What the exercise asks =>
Each line below containing the word "replies" needs to be shown.

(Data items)
.....
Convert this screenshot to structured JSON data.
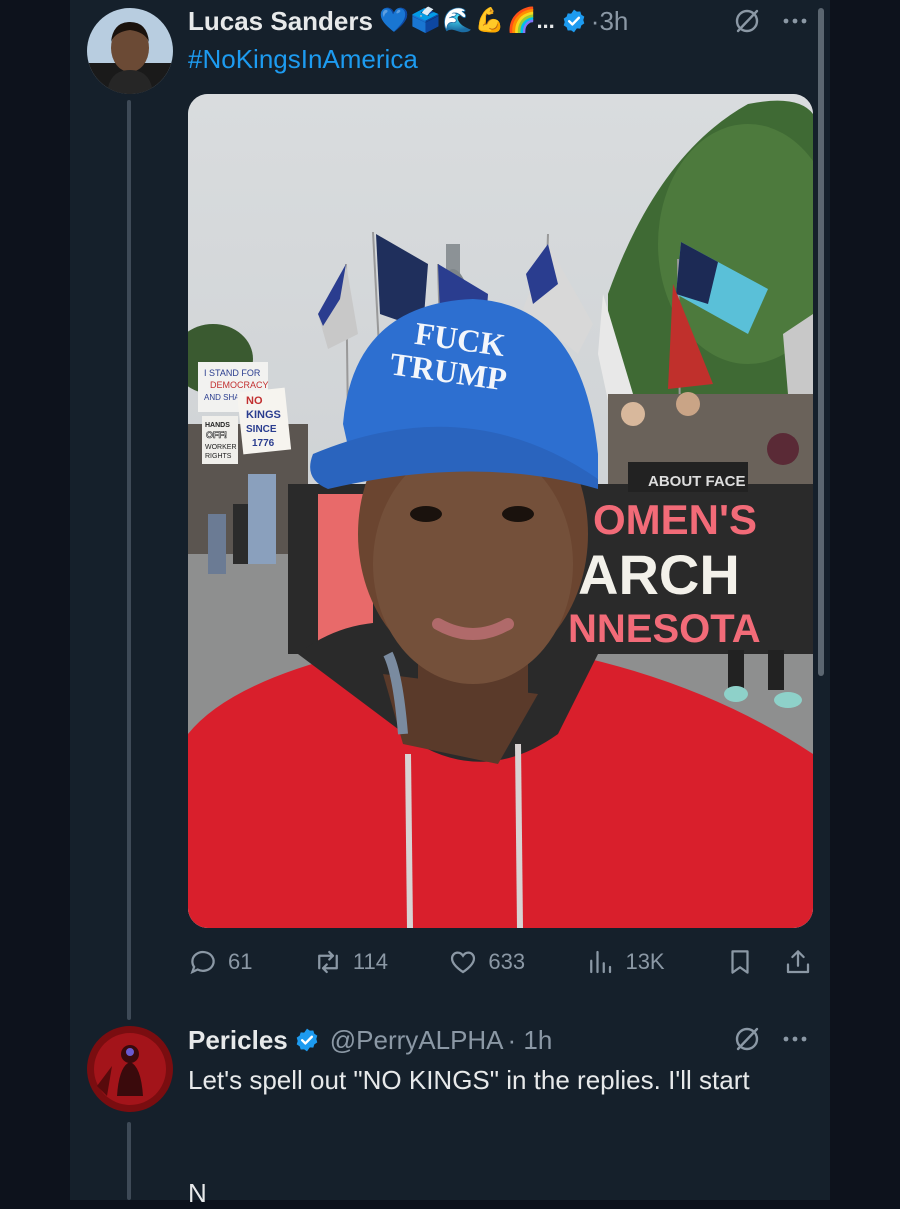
{
  "tweet": {
    "author_name": "Lucas Sanders",
    "badge_emojis": [
      "💙",
      "🗳️",
      "🌊",
      "💪",
      "🌈"
    ],
    "name_ellipsis": "...",
    "time": "·3h",
    "text": "#NoKingsInAmerica",
    "image_sign_text": {
      "cap": [
        "FUCK",
        "TRUMP"
      ],
      "banner": [
        "OMEN'S",
        "ARCH",
        "NNESOTA"
      ],
      "banner_top": "ABOUT FACE",
      "sign_left": [
        "I STAND FOR",
        "DEMOCRACY",
        "AND SHALL FOR"
      ],
      "sign_kings": [
        "NO",
        "KINGS",
        "SINCE",
        "1776"
      ],
      "sign_hands": [
        "HANDS",
        "OFF!",
        "WORKER",
        "RIGHTS"
      ]
    },
    "stats": {
      "replies": "61",
      "reposts": "114",
      "likes": "633",
      "views": "13K"
    },
    "icons": {
      "verified": "verified-badge-icon",
      "muted": "muted-icon",
      "more": "more-options-icon",
      "reply": "reply-icon",
      "repost": "repost-icon",
      "like": "heart-icon",
      "views": "views-chart-icon",
      "bookmark": "bookmark-icon",
      "share": "share-icon"
    }
  },
  "reply": {
    "author_name": "Pericles",
    "handle": "@PerryALPHA",
    "time": "· 1h",
    "text": "Let's spell out \"NO KINGS\" in the replies. I'll start",
    "letter": "N"
  },
  "colors": {
    "background": "#15202b",
    "outer": "#0d121c",
    "accent": "#1d9bf0",
    "muted_text": "#8b98a5",
    "thread_line": "#3e4a57"
  }
}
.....
Response to the exercise =>
      "replies": "61",
    "text": "Let's spell out \"NO KINGS\" in the replies. I'll start",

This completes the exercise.